Roth IRA

A Roth IRA is a type of retirement account that uses after-tax dollars. You can withdraw contributions at any time without facing fees or penalties and withdraw without penalty if the earnings are used for educational expenses. The benefit of using a Roth IRA instead of a 529 plan is you’re not required to use the funds for educational costs, so it could be a good option if you’re not sure if your child will pursue secondary education or, if they do, how much money they’ll need.

However, a Roth IRA isn’t designed for college savings. It’s a retirement account, so any money you withdraw to pay college costs will eat into your retirement savings. Taking distributions may also hurt your child’s chances for financial aid.

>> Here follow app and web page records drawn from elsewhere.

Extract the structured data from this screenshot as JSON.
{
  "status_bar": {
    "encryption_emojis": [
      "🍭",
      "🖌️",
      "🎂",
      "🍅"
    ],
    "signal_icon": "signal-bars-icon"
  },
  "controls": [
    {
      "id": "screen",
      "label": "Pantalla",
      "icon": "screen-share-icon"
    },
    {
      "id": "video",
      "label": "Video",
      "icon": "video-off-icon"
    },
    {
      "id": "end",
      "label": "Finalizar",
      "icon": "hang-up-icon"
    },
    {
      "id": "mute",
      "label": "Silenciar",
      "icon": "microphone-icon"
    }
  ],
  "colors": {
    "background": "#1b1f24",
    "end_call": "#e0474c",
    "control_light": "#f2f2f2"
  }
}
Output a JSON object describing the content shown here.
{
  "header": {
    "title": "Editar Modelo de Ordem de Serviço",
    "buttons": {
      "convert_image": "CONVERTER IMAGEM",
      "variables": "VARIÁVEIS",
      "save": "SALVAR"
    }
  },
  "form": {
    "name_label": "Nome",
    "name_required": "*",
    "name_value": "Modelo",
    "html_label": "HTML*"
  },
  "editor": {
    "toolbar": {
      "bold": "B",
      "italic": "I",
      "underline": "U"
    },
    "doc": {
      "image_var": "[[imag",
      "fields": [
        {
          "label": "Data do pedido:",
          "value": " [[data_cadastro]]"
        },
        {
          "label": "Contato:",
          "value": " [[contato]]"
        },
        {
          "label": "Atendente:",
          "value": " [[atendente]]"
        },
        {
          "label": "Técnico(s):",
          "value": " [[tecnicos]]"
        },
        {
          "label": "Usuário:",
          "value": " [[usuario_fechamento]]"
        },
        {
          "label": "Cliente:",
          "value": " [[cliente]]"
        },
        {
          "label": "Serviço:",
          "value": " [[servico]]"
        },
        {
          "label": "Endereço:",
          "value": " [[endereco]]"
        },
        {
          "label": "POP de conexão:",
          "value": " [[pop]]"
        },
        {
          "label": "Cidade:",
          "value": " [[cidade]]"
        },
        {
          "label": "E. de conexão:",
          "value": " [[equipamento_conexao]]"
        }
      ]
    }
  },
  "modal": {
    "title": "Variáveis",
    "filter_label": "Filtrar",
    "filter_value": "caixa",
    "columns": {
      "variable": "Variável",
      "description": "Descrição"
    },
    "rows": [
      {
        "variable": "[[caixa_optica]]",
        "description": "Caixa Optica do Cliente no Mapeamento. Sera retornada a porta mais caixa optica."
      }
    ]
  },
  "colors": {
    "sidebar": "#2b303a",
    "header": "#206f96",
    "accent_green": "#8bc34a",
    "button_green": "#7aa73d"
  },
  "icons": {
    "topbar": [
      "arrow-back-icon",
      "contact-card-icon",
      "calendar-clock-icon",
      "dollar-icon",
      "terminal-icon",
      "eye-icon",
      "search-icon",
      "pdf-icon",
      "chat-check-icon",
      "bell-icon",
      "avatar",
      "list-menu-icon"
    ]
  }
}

Custodial account

A custodial account is a savings plan that allows a minor to take ownership of the account upon age 18 or 21, depending on each state’s rules. You can withdraw funds anytime if they are for the designated child’s benefit. When the child reaches adulthood, they can withdraw funds for any purpose.

Custodial accounts also offer tax advantages. Some earnings on the account are tax deductible. Once that threshold is reached, earnings are taxed partially at the adult’s and child’s tax rates.

The bottom line

While these programs have benefits, they also have drawbacks that make a 529 plan a bad idea for some families. Researching all the investment options before investing in a 529 plan is essential.